2 September 2014 — I think this is a post about relationships, about dynamics. About how images can trigger questions, and then stories to explore those questions. Different questions for each viewer, and so different stories.
On Sunday, we went to the magnificent Alex Colville retrospective at the Art Gallery of Ontario here in Toronto (until Jan 4). Colville painted hyper-realistic scenes that are absolutely specific to their time & place, yet they arouse in viewers questions that swirl throughout time & space. What led to this moment? What is just out of sight? What next?
Colville said he was always addressing the question, “What is life like?” and he pulls viewers into that mystery.
It has inspired me to do a different sort of post. (You understand I do not compare myself with Colville.)
Usually I weave words & images to tell you the story of my day. I’m delighted when you run with it in your own minds & imaginations, making it yours through your response to it — but still, I have started with my images, for which I supply my story.
Today, i am not telling a story. I riffled my bank of images with a different eye. I wanted images that stand alone, that provoke questions, invite stories. Here are a few …

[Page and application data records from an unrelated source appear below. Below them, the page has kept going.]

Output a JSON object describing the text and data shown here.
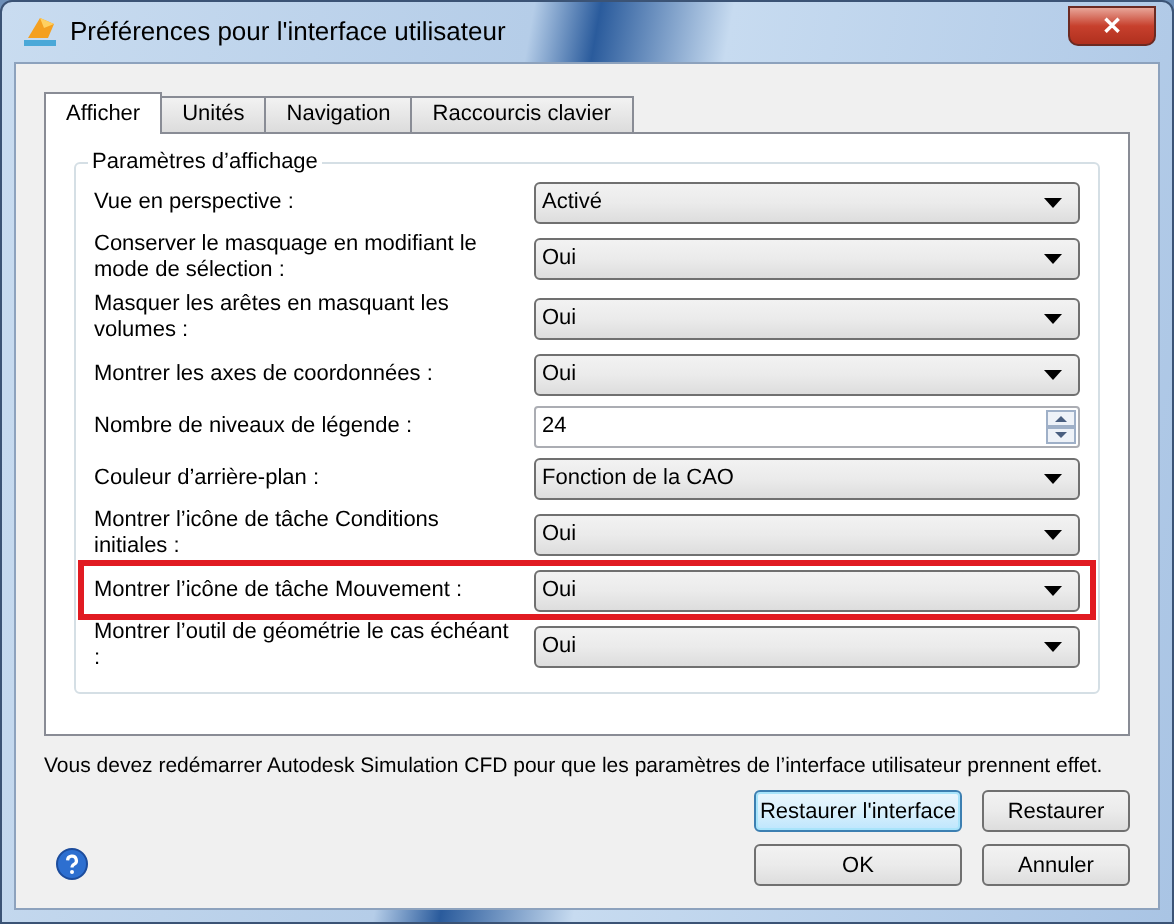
{
  "window": {
    "title": "Préférences pour l'interface utilisateur",
    "close": "✕"
  },
  "tabs": [
    {
      "label": "Afficher",
      "selected": true
    },
    {
      "label": "Unités",
      "selected": false
    },
    {
      "label": "Navigation",
      "selected": false
    },
    {
      "label": "Raccourcis clavier",
      "selected": false
    }
  ],
  "group": {
    "title": "Paramètres d’affichage"
  },
  "settings": [
    {
      "label": "Vue en perspective :",
      "kind": "select",
      "value": "Activé",
      "highlighted": false
    },
    {
      "label": "Conserver le masquage en modifiant le mode de sélection :",
      "kind": "select",
      "value": "Oui",
      "highlighted": false
    },
    {
      "label": "Masquer les arêtes en masquant les volumes :",
      "kind": "select",
      "value": "Oui",
      "highlighted": false
    },
    {
      "label": "Montrer les axes de coordonnées :",
      "kind": "select",
      "value": "Oui",
      "highlighted": false
    },
    {
      "label": "Nombre de niveaux de légende :",
      "kind": "spin",
      "value": "24",
      "highlighted": false
    },
    {
      "label": "Couleur d’arrière-plan :",
      "kind": "select",
      "value": "Fonction de la CAO",
      "highlighted": false
    },
    {
      "label": "Montrer l’icône de tâche Conditions initiales :",
      "kind": "select",
      "value": "Oui",
      "highlighted": false
    },
    {
      "label": "Montrer l’icône de tâche Mouvement :",
      "kind": "select",
      "value": "Oui",
      "highlighted": true
    },
    {
      "label": "Montrer l’outil de géométrie le cas échéant :",
      "kind": "select",
      "value": "Oui",
      "highlighted": false
    }
  ],
  "message": "Vous devez redémarrer Autodesk Simulation CFD pour que les paramètres de l’interface utilisateur prennent effet.",
  "buttons": [
    {
      "label": "Restaurer l'interface",
      "selected": true
    },
    {
      "label": "Restaurer",
      "selected": false
    },
    {
      "label": "OK",
      "selected": false
    },
    {
      "label": "Annuler",
      "selected": false
    }
  ]
}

Down on The Esplanade this summer in David Crombie Park, my eye was first drawn by the glorious mural on the backboards, but then by the young woman.
I remember watching for a while. She was entirely focused on her coach and his instruction, her intensity creating a force-field around the court. Who is she? What is her dream? What is she not doing, in her life, in order to do this?
Mexico City, now, a hot day in one of the city’s main zócalos (plazas).
At the time, I was fascinated by the great blocks of ice, glistening & sweating in the sun. Only later, I wondered about the young man, also glistening & sweating. I hope he is not spending his life subservient to blocks of ice.
Also Latin America, now Habana Vieja in Cuba. I sat on shady steps opposite the Convent of San Francisco de Asís, watching Cubans respond to the statue commemorating a legendary street-person, El Caballero de París.
This little girl would have no memory of him, why did she run to give him a hug?
I returned later, to see flowers tucked into the Caballero’s hand. It must have just happened, the blooms were still fresh despite the heat.
Friends had told me that people often left flowers, but … who paid tribute this time? Why?
Story-moments are everywhere.
I know I have already shown you this woman blissfully reading her book in Riverdale Park East, but that was in the context of my story about my walk up to Taste of the Danforth.
Now let’s think about her.
What do you suppose she is reading? Why here?
Or, let’s think about this classy pooch, in a classy red convertible.
He was in a beer store parking lot. Will his owner be just as classy? Will said owner have purchased the classy product of a micro-brewery?
Enough with dogs. Time for a cat.
The little statue is in complete contrast, not just to the sleek 21st-c. cash register, but to the coolly elegant & very modern Danforth shop as a whole. Whose idea was the cat? Is there an older owner behind the smart young assistant greeting the public? What does the cat mean to each of them?
You know my fascination with decorated bicycles, “bike art” I call it.
I liked the whole look of this bike on Dundas St. East — painted vehicle plus fresh new colour-coordinated flowers plus matching helmet.
Look closely, the word “love” is all over the helmet. This cyclist loves her bike (I am guessing gender); she has or seeks love in the world. I hope she is happy.
Queen St. East now, in the forecourt of Metropolitan United Church (at the corner of Church St., where else).
I wasn’t there for the line-up of chess boards and their followers; I was tracking preparations for this year’s Nuit Blanche, and a spectacular installation was in the process of being erected farther back on the property.
Nuit Blanche, who cares. These guys were playing chess.
Yet my focus wasn’t on the two players, it was on the kibitzer behind them. Why has he lost interest? Are these guys so evenly matched that nothing is happening? Or so mismatched that the game has no tension? Or has something astounding just happened, one board over?
One last thought: if you find you like working your mind from image to possible story, check out Terry Barca’s posts on araneus1. This Aussie (east side of Melbourne, he tells us) is a master at finding a strong image, then weaving a compelling story around it.